Synopses & Reviews
Since the early 1990s, voluntary programs have played an increasingly prominent role in environmental management in the U.S. and other industrialized countries. Programs have attempted to address problems ranging from climate change and energy efficiency to more localized air and water pollution problems. But do they work? Despite a growing theoretical literature about how and why voluntary programs might be effective, there is limited empirical evidence on their success or the situations most conducive to their approaches. Even less is known about their cost-effectiveness.
Getting credible answers to these questions is important. Research to date has been largely limited to individual programs, and protagonists and antagonists to the trend are at ever greater disagreement, sometimes drawing opposite conclusions about the same program. This innovative book seeks to clarify what is known by looking at a range of program types, including different approaches adopted in different nations. The focus is on assessing actual performance via seven case studies, including the U.S. Climate Wise program, the U.S. EPA's 33/50 program on toxic chemicals, the U.K. Climate Change Agreements, and the Keidanren Voluntary Action Plan in Japan.

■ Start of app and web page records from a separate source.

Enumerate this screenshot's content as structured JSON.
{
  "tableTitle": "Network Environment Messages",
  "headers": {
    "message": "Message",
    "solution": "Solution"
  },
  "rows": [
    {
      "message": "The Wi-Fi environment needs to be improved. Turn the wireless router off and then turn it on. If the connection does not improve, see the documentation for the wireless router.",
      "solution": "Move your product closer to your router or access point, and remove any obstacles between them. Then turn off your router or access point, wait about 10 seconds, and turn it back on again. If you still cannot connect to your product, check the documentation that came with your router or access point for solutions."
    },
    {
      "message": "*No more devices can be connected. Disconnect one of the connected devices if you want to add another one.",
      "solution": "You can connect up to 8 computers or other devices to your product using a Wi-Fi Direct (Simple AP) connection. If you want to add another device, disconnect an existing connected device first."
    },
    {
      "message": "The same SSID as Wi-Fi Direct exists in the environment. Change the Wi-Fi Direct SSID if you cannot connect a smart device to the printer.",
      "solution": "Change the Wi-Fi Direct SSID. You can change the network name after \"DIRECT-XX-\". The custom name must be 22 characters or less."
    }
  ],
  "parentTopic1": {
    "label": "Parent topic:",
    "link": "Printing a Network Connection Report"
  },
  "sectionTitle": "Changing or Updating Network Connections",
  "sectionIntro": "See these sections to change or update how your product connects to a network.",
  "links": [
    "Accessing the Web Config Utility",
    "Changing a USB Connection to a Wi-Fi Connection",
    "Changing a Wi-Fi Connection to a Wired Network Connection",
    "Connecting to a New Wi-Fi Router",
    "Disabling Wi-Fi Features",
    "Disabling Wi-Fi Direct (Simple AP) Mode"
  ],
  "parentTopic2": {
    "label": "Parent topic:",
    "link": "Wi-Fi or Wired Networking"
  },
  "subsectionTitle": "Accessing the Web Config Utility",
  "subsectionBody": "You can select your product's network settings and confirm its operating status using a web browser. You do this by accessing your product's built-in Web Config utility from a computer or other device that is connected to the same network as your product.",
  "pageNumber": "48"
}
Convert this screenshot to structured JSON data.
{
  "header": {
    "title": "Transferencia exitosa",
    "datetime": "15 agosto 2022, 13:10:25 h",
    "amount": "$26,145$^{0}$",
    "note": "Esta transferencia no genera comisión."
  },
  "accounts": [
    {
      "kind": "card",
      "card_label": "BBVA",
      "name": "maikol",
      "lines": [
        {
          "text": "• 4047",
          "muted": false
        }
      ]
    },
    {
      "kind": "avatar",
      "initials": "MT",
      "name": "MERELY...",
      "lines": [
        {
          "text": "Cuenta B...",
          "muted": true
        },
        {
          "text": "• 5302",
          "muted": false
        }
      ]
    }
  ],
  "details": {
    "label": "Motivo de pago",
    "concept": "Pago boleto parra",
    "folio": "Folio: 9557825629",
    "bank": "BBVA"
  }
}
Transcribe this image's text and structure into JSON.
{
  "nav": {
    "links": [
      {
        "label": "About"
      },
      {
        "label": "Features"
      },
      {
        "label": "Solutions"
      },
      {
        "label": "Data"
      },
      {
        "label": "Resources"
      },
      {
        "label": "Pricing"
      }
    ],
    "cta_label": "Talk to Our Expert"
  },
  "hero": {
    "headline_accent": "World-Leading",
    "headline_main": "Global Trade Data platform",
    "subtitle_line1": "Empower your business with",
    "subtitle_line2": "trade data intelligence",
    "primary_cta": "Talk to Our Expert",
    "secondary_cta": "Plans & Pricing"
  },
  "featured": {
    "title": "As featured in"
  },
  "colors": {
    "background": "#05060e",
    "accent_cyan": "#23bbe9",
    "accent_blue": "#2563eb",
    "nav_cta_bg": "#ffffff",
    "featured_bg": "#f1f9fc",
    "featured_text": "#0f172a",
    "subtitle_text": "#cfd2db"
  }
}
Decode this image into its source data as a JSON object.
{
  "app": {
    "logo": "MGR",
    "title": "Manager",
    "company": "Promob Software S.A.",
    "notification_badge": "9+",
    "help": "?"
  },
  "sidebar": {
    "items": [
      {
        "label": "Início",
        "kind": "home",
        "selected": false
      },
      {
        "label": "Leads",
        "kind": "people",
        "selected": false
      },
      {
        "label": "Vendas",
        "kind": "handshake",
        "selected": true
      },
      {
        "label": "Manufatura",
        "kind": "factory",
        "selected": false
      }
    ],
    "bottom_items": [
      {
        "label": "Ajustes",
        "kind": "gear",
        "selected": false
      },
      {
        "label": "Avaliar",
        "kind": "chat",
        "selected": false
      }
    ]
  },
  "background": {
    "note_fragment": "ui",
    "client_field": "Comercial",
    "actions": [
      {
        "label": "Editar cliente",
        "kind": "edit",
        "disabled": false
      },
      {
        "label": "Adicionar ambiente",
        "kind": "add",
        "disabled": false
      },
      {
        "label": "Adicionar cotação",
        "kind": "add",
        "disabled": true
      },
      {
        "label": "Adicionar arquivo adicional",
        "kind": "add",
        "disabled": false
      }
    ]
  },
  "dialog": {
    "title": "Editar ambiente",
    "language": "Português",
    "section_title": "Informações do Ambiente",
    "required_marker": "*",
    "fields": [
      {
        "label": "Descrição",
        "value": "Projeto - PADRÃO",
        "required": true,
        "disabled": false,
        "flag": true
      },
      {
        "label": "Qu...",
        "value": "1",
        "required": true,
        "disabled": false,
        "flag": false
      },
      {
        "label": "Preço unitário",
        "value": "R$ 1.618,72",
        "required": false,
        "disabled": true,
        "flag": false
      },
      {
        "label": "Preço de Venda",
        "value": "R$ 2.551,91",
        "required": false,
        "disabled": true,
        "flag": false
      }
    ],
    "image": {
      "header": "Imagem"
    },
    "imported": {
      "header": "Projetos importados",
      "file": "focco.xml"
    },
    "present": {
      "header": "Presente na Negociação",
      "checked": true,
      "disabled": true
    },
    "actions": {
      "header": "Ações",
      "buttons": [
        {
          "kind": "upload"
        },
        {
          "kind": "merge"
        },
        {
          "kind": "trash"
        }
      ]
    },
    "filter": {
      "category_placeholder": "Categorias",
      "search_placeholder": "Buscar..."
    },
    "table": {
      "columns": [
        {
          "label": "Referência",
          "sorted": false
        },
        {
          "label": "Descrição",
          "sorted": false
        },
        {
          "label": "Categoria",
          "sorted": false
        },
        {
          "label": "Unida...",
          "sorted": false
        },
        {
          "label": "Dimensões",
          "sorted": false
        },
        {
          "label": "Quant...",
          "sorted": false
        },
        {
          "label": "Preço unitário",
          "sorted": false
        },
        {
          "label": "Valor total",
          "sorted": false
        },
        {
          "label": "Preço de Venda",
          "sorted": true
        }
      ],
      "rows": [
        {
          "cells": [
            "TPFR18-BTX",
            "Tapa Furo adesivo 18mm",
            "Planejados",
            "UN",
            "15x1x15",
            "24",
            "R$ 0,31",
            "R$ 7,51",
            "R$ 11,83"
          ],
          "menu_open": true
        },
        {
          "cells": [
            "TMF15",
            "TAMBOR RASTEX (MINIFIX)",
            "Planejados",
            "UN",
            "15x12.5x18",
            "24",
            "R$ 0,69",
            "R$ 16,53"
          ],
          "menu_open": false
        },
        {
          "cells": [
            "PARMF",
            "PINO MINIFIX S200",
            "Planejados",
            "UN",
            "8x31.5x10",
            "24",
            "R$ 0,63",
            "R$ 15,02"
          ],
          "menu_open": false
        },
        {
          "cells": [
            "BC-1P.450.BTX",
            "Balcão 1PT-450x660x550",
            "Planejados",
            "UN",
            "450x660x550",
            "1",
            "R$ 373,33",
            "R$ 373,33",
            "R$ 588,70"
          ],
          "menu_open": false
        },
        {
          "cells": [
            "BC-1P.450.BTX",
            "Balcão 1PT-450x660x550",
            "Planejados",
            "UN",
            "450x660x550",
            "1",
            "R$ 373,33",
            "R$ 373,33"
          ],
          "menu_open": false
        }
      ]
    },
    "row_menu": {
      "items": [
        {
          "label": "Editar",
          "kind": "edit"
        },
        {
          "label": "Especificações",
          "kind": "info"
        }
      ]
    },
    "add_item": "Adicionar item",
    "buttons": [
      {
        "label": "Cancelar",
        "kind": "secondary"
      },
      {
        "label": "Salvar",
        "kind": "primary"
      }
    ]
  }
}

The central goals of Reality Check are understanding outcomes and the relationship between outcomes and design. Most of the programs it studies have positive results, but they are small compared with business-as-usual trends and the impact of other forces -- such as higher energy prices. Importantly, potential gains may be quickly exhausted as the "low-hanging fruit" is picked up by voluntary programs. By including in-depth analyses by experts from theU.S., Europe, and Japan, the book advances scholarship and provides practical information for the future design of voluntary programs to stakeholders and policymakers on all sides of the Atlantic and Pacific.